solution $$ 60 \left( \mathrm{ \frac{\color{red}{mile}}{\color{blue}{hour}}} \right)\left(\frac{1609\,\mathrm{ m}}{1 \,\color{red}{\mathrm{mile} }}\right)\left(\frac{1\, \color{blue}{ \mathrm{hour} }}{3600\, \mathrm{s} }\right) = 26.8 \mathrm{\tfrac{m}{s}} $$
$$F \Delta t = m\Delta v$$ $$F = \frac{m\Delta v}{\Delta t}$$ $$F = \frac{(2250)(26.8)}{2.8}$$ $$F = \frac{60300}{2.8}$$ $$F = 21536 \, \mathrm{N}$$

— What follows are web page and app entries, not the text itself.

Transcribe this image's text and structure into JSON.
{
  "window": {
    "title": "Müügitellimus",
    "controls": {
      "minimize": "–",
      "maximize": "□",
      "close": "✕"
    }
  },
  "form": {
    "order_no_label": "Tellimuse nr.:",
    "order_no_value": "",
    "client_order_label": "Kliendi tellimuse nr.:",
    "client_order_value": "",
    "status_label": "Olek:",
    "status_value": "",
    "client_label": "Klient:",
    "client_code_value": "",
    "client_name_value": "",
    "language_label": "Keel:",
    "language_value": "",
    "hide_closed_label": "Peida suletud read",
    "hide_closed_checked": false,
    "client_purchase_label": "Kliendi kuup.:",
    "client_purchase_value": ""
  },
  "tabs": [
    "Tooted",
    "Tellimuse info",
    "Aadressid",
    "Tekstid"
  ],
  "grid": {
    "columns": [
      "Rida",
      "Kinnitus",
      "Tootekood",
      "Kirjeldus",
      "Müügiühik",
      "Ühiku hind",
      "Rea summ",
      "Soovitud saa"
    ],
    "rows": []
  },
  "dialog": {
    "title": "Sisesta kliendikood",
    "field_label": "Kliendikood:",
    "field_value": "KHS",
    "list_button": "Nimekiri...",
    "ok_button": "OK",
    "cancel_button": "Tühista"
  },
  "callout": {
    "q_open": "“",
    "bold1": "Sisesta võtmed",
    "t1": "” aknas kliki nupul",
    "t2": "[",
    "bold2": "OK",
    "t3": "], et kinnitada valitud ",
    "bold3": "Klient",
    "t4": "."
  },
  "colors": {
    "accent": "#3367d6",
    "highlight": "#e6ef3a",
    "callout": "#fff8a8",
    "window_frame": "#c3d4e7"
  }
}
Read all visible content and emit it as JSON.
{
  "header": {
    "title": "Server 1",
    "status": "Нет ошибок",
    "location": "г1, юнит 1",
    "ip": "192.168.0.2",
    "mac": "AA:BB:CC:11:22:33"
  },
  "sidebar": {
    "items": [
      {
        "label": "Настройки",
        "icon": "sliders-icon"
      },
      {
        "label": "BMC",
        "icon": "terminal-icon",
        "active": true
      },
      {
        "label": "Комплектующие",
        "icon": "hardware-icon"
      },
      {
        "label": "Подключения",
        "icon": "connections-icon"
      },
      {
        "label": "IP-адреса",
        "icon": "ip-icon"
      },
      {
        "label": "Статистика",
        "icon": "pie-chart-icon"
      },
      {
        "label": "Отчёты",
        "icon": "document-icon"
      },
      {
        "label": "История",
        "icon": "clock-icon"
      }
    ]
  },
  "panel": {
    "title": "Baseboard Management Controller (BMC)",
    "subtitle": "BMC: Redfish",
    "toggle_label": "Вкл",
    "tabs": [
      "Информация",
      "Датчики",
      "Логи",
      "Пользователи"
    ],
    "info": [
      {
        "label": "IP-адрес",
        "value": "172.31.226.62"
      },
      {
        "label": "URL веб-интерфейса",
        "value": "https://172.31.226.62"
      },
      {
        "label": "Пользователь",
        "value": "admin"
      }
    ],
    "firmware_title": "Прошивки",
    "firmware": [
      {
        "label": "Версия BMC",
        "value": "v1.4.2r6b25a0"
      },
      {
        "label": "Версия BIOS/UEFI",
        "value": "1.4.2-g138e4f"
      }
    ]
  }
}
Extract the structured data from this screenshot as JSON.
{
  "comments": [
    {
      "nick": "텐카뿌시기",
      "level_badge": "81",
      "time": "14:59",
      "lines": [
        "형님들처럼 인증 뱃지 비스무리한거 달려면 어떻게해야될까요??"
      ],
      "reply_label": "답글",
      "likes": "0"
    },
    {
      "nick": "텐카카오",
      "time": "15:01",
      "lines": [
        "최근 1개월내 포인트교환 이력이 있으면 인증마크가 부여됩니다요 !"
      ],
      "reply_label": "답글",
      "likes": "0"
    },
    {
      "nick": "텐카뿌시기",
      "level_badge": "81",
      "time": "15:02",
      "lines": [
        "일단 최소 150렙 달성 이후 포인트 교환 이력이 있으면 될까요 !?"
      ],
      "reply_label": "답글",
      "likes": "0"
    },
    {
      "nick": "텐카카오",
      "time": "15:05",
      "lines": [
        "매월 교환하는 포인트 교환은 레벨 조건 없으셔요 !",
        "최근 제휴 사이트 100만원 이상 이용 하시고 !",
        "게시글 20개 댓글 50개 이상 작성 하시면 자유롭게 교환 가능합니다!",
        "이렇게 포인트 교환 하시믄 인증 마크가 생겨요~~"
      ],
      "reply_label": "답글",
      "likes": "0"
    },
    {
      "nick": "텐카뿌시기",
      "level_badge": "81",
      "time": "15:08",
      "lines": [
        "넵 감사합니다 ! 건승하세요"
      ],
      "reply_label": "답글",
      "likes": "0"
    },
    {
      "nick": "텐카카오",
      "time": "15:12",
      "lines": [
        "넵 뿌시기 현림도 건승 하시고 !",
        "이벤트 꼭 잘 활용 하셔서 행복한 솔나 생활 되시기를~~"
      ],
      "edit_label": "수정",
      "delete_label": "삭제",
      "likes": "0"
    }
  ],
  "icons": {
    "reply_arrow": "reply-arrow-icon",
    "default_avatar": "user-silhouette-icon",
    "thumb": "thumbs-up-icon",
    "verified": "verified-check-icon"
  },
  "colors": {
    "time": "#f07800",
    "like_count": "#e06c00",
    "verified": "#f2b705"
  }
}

How does the 0 to 60 miles/hour acceleration compare to the acceleration of gravity?
solution $$F = 21536 N$$ $$F = ma$$ $$\frac{F}{m}=a$$ $$\frac{21536}{2250}=a$$ $$a = 9.57 \,\mathrm{ \tfrac{m}{s^2} }$$

It's just a bit under the acceleration of gravity. How would that feel?

$$ g = 9.81 \, \mathrm{\tfrac{m}{s^2}} $$

We can rearrange our impulse equation to show the relationship between velocity and time.

$$F \Delta t = m\Delta v$$ $$\Delta v = \frac{F}{m} \Delta t$$
force = N
mass = kg
Example: The slope of this graph is acceleration, and a high acceleration can be dangerous. Use the graph to identify what types of vehicles will be safer in collisions?

A vehicle with more mass will experience less acceleration. A large SUV is safer in a collision then a motorcycle. On the other hand, a larger vehicle is safer for you, but more dangerous for whatever you crash into.

Another way to improve safety is to reduce the force. This can be done by increasing the total time for the collision. Like hitting an airbag instead of a steering wheel. Modern cars also lengthen the time of a collision with crumple zones.